By Ciara LaVelle
By Jose D. Duran
By Kat Bein
By Juan Barquin
By Ciara LaVelle
By George Martinez
By Kat Bein
By Ciara LaVelle
Curated by Argentine Patricio Cuello, the show presents works from four local conceptual artists -- Rubén Torres-Llorca, Néstor Arenas, Gory (née Rogelio López Marín), and Cuello -- in an attempt to reflect the cultural and physical aspects of the city through the eyes of a foreigner.
The utter subjectivity of the show's pieces makes them tricky to evaluate -- like reading someone's diary and then trying to critique his or her feelings. In addition, the conceptual nature of the work leads the viewer on the dubious mission of discovering the art's precise meaning.
The works are like puzzles the viewer must solve in order to decipher the artists' intentions. This task becomes arduous and a bit silly, considering every viewer has a unique set of personal iconography. The interpretation process is similar to a game of charades. However, in the absence of the artists, we are left with uncertain assumptions.
Cuello's mixed-media work consists of three wall clocks -- the middle one set at real time, the left one five minutes fast, and the right one five minutes slow; a barren, life-size tree constructed from cardboard tubes; and a notebook-size drawing of a gray human-shaped racetrack complete with two racecars and a checkered flag.
From the drawing, I gather that Miami society is comparable to an internal race; from the cardboard tree -- that Miami is home to many barren trees; and from the clocks -- nothing.
The game continues.
Two sets of photographs hang on perpendicular walls. The first series is by Cuban-born Gory, and the second is by fellow Cuban Néstor Arenas.
Gory's blue-hued shots depict a pewter tricycle, a deteriorating advertisement featuring a girl swimming underwater, a tree, and a manikin, all set amid a landscape of skyscrapers and brick façades unrepresentative of Miami.

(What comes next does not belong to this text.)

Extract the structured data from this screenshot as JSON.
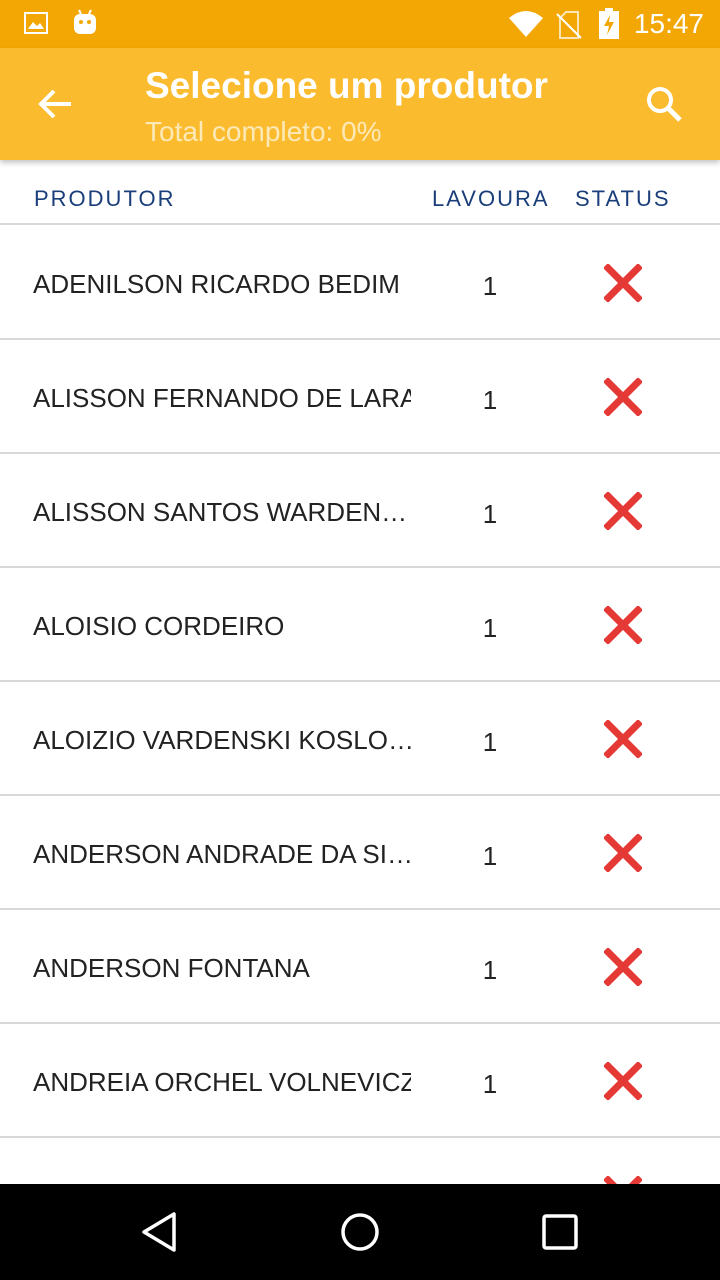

The upward angle from which the images were taken gives the impression of immensity and creates the sensation of being overwhelmed. The muted colors convey blandness.
Arenas's photos feature action figures, including a Star Trek commander, a French maid, an artist, and his model, in their natural and more artificial environments. Alongside the characters depicted in these photographs are real animals -- a live snake and a dead bird and squirrel -- that appear monstrous in comparison to the miniature humans.
The imagery recalls American pop culture: French maids, TV shows, and Disney characters. These symbols of joy and prosperity are juxtaposed with the animals, which may represent death and danger.
Cuban Rubén Torres-Llorca's mixed-media works play on images popular during the Fifties -- the era of picket fences, vacuuming in heels, and the American dream. In Make Your Mother Proud, he paints a black-and-white stereotypical housewife on a background comprising pages from old editions of the New Times. Squares with the words politics, money, sex, religion, society, ethics, philosophy, and family written on them are placed atop the pages. The woman is standing, pointing to a blank, circular blackboard.
To the right rests another of Torres-Llorca's works, Untitled, consisting of a knotted net that hangs from an oversize ear, the latter wrapped in New Times pages. Attached to the net are black-and-white paintings of human ears as well as squares emblazoned with the titles of stories written in Spanish and English, including Alice in Wonderland, Gulliver's Travels, and Arabian Nights. Torres-Llorca's works play on the various facets of American enculturation; literature, morality, religion, and the media are some of the conduits he singles out. Also, his webbed constructions are reminiscent of the complex structure of the human brain. His pieces are more insightful and visually distinctive than the others.
"Voids and Sights" is José Pacheco Silva's first exhibition at Damien B. Contemporary Art Center. The ArtCenter/South Florida resident artist created paintings, photography, and mixed-media sculptures that explore the common themes of nature and existential loneliness. His wire sculptures convey a sense of solitude. Jutting from the gallery walls at a height of five to six feet are pieces of sculpted black wire on which stand inch-high figures of men and women. Other wires are used to form two-dimensional landscapes depicting out-of-scale mountain peaks and trees. Some wires are untouched and unbent, others bumpy and twisted. Because of their simple construction, Silva's sculptures give the impression of a lonely journey within the greater context of space and time.
An untitled piece in a white shadowbox is the pice de résistance. Two figures, a young man and woman, stand on separate paths facing one another. The woman is positioned with her arms outstretched, whereas the man rests at the end of a corkscrew-shaped wire that bounces slightly. The placement of the overhead lights creates double shadows on each object.
Silva's photographs use similar figurines in an outdoor setting. Although the images convey a strong sense of isolation and have a fitting voyeuristic quality, the way the toys are magnified reveals their shoddy paint jobs and warped features. These imperfections mar the photos, which is distracting.